The district joins many across the country, including Los Angeles Unified — the country’s second largest district — as officials try to better understand how children may contract and transmit the virus. A recent study out of South Korea found children 10 and older can spread the virus just as effectively as adults. On Tuesday, The Advocate reported East Baton Rouge Parish School Board was reconsidering its plans to reopen in-person and would make an announcement Wednesday.

Whether and how to reopen schools amid the pandemic has become deeply political, with arguments over in-person education, student and staff safety and mask requirements shifting toward party lines. The White House and Education Secretary Betsy DeVos pushed for schools to reopen in-person at a press conference in Tiger Stadium with Vice President Mike Pence last week as COVID-19 cases continued to rise in the state and nation. Earlier, President Donald Trump demanded schools reopen, tweeting, “SCHOOLS MUST OPEN IN THE FALL!!!” 

Last week, the state Board of Elementary and Secondary Education approved minimum safety standards for schools to reopen for in-person classes. Those standards, such as reduced class sizes and school bus capacity, will greatly affect school operations. The standards were designed to be general and provide local school districts some flexibility. The state, for example, does not address at what point schools should consider closure should students or staff become infected. The district has also released a reopening plan, with details for each of the three reopening phases, but it too lacks details on what would trigger school and/or classroom closure.

“Returning to school won’t be easy — but it must become our city’s top priority,” Lewis said Tuesday.

Edwards’ announced on Tuesday that he will extend his current phase two emergency order — set to expire later this week — until at least Aug. 7. The order primarily deals with restrictions on businesses, and does not address school reopening for the 2020-2021 school year.

The state moved into the second phase of reopening in June. But as cases rose in the state, Edwards announced additional restrictions on July 11, including closing bars and limiting group sizes.

During a Tuesday press conference, reporters repeatedly asked Edwards and Assistant Secretary of Health for the Louisiana Department of Health’s Office of Public Health Dr. Alex Billioux if schools around the state should reopen on schedule for in-person classes. Billioux said it was too early for him to make a recommendation, adding that decisions on schools will not be left up to the Department of Health.

Edwards, meanwhile, said he is not planning on issuing another statewide order on schools, saying he will leave the decisions up to individual districts.

Lewis was also asked about attendance and whether the school year could be extended. He said the state superintendent had not waived instructional minute requirements and that schools will be taking attendance daily. 

Avegno also addressed private schools.

“That’s a personal question because I have children in all three school systems,” Avegno said, noting the Catholic school system spans eight parishes. 

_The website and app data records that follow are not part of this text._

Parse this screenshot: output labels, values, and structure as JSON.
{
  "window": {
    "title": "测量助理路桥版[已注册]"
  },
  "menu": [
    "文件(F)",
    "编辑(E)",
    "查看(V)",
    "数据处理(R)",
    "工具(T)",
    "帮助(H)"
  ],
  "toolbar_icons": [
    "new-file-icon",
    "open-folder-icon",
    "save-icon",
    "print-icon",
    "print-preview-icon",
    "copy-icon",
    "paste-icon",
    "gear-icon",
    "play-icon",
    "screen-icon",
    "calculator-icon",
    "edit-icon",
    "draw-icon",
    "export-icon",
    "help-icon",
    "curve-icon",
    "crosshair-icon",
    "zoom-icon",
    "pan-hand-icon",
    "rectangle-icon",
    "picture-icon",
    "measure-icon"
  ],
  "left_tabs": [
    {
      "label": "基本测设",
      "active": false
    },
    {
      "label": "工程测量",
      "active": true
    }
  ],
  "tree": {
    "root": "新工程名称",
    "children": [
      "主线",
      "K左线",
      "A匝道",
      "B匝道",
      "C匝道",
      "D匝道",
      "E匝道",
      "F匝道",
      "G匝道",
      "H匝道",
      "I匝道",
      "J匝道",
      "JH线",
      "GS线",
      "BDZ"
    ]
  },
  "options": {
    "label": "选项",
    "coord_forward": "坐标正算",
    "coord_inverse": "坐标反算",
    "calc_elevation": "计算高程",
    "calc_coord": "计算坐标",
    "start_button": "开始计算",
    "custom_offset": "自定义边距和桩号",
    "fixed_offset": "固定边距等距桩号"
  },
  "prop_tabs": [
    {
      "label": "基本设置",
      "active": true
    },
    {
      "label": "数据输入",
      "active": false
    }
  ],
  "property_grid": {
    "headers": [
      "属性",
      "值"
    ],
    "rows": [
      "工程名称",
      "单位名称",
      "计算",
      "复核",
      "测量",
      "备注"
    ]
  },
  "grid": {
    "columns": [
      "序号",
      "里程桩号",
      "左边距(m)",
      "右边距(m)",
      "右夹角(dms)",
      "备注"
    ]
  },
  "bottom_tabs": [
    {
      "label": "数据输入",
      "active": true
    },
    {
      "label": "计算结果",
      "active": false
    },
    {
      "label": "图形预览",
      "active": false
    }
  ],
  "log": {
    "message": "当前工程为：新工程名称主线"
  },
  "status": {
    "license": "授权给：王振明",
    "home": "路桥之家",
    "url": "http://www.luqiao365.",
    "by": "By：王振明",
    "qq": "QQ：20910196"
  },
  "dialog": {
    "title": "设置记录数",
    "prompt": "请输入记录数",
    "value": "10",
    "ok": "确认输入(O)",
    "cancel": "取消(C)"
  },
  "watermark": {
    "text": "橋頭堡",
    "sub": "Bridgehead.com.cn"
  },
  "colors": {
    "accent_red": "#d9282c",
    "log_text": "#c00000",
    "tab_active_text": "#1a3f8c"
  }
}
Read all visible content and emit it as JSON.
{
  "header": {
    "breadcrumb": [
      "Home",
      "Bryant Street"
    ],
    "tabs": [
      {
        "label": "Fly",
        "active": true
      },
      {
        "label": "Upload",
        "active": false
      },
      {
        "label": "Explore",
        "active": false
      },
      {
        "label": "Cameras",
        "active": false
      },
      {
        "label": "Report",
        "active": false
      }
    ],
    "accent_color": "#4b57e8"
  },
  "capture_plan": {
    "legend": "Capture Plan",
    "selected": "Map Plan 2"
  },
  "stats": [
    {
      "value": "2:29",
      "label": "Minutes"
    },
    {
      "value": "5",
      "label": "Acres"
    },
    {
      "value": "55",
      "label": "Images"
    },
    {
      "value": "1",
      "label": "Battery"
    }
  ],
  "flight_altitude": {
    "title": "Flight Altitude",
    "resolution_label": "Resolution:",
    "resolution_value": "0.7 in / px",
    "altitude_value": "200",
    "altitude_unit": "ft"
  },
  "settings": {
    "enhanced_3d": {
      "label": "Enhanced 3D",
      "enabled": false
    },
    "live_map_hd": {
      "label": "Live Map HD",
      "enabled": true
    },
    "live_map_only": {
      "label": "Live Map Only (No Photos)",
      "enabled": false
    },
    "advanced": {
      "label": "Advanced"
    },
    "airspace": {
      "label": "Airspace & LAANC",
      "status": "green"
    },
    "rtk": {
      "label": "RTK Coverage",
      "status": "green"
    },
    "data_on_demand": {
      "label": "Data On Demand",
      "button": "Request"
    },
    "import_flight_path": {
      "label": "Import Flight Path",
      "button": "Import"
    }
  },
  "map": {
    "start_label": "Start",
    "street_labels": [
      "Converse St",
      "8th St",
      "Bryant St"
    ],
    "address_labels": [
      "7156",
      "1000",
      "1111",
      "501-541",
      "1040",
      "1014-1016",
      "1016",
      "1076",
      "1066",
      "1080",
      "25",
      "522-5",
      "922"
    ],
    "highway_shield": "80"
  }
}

“They have all of the same metrics and data,” she said. “There are definitely some arguments to be made in terms of consistency in starting the school year together and using that data in the same way.”

She said the school systems are communicating with one another. “There’s a lot of desire to want to work together for all of our schools.”

Update: This article was updated with additional information from the NOLA Public Schools press conference and Mayor LaToya Cantrell, as well as Gov. John Bel Edwards’ announcement that he will be extending his phase two emergency order into August.

Marta Jewson

Marta Jewson covers education in New Orleans for The Lens. She began her reporting career covering charter schools for The Lens and helped found the hyperlocal news site Mid-City Messenger. Jewson returned...